Nowadays with everything being more online and more and more social media platforms are sprouting up to sap even more time it’s sometimes hard to see it as anything but a pain.
Then of course something comes along and proves that being ‘online’ can be so much more than social media channels. Looking in the right places can help massively if you find the right resources and recently I discovered another one.
Fine art logistics specialist Cadogan Tate has created a new online art gallery that brings together more than 100 of history’s finest artworks in one place for the first time and was handpicked by art lovers themselves.
This free to view site allows people to view collections of paintings from the early Renaissance era, right the way through to more modern-day works like the ‘Pop Art’ collections from Andy Warhol.
Normally masterpieces are scattered all over the world and unless you are a seasoned traveller, which I am not. Then I would have to spend hours looking online on many different sites to find what I was looking for. So having so many pieces in one space is great on saving me time.
“UK search engine’s data reveals the most popular UK searches for paintings online.
Topping this list was early Renaissance favourite, the ‘Mona Lisa’ by Leonardo Da Vinci, which is searched for on average 486,000 times a year*.
Following this is Edward Munch’s masterpiece, ‘The Scream’, which users search for by name over 145,000 times a year*.

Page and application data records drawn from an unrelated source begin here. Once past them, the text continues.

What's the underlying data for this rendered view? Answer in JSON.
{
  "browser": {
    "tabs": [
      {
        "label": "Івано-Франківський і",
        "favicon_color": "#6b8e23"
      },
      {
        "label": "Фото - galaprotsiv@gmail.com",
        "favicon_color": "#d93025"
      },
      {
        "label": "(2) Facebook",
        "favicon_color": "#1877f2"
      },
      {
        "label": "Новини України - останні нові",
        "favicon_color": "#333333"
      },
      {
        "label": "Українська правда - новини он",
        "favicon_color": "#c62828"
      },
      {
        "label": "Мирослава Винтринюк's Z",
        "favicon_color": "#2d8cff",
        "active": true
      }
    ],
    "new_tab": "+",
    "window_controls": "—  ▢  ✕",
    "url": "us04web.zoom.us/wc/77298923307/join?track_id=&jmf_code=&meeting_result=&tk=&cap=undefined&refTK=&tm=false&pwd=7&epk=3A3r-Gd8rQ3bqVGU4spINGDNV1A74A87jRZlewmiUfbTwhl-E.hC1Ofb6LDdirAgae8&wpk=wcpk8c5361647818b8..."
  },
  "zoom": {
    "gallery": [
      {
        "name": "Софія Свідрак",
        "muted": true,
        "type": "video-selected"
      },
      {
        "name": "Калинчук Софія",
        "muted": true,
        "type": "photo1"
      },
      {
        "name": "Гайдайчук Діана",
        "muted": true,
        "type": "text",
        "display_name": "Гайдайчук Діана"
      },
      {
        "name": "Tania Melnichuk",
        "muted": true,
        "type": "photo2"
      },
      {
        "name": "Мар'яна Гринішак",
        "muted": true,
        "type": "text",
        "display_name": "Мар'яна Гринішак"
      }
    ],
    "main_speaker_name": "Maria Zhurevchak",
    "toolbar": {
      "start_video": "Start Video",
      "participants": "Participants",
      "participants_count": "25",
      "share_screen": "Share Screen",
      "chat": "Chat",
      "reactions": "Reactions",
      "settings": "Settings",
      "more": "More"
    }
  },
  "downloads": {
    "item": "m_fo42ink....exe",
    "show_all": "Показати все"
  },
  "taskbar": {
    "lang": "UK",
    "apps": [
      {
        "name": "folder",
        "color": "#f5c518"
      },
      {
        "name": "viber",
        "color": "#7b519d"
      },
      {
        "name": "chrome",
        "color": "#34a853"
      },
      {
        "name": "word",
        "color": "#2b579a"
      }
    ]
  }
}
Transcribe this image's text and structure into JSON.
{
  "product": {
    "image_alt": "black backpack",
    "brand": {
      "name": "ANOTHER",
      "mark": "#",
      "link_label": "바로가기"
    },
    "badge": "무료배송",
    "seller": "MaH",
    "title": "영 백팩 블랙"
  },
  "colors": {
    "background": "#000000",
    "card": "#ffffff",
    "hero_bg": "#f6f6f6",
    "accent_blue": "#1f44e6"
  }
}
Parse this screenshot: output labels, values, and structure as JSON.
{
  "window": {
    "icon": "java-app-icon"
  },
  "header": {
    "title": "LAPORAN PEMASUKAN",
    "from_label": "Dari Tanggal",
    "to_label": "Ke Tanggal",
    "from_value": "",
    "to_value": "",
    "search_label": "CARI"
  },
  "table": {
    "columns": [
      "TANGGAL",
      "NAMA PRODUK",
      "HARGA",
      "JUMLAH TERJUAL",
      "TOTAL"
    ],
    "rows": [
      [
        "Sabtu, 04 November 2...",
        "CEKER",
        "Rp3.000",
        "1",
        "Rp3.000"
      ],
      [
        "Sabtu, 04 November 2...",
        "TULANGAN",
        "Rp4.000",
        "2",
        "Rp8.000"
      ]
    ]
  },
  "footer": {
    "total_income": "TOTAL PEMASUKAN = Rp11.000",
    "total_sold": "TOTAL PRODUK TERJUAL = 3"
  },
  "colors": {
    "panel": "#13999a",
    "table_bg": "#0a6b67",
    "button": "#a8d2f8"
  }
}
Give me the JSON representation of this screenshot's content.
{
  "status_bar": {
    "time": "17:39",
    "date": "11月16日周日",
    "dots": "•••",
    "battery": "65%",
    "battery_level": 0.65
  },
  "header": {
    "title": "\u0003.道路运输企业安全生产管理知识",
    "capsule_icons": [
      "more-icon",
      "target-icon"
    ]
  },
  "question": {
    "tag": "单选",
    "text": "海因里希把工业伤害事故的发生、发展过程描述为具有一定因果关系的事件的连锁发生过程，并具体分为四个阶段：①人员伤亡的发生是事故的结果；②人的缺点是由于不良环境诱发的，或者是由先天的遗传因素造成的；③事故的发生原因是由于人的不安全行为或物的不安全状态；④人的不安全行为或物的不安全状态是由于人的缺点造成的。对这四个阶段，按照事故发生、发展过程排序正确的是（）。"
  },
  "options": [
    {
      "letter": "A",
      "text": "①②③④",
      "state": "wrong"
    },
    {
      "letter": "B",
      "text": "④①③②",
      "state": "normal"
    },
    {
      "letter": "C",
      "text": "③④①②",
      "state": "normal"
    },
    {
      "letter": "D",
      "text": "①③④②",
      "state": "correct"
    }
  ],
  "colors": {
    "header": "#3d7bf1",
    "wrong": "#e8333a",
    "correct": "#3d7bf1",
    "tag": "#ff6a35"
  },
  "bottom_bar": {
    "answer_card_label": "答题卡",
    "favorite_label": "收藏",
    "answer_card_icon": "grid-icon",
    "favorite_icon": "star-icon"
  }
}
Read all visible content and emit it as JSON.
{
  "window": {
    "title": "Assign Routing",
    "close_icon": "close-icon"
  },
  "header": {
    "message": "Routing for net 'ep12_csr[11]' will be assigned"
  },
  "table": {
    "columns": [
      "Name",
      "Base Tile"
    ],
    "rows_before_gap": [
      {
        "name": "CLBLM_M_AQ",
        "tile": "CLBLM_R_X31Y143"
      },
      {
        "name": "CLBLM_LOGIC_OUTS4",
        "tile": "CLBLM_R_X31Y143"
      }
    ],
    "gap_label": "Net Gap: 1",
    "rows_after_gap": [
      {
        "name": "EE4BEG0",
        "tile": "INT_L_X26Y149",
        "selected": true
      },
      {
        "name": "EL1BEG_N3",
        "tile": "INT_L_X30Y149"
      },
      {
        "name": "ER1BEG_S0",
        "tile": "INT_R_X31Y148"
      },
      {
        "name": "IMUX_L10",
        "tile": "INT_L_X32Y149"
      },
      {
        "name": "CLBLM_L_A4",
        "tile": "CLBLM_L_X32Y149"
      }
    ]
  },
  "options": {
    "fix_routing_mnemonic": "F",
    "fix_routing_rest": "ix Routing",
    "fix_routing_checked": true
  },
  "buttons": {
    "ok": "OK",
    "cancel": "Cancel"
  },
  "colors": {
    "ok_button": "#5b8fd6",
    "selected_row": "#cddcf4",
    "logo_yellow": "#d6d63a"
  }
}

Rounding out the top 3 is Vincent Van Gogh’s ‘Starry Night’, which users search for around 118,800 times annually*”
Which all in all means there are plenty of others looking too, so think of the time saved!
A spokesperson from Cadogan Tate, said: “Of course there’s nothing like standing in the presence of an actual piece to appreciate the mesmeric beauty of the works we have chosen but we felt this medium would provide an excellent introduction and perhaps inspire viewers to seek out actual pieces that were of interest.” and I think that’s a great idea. Before my next holiday I am going to seek out places to visit and what masterpieces are nearby to allow me to finally view some iconic pieces in the flesh.
Disclaimer: This is a collaborative post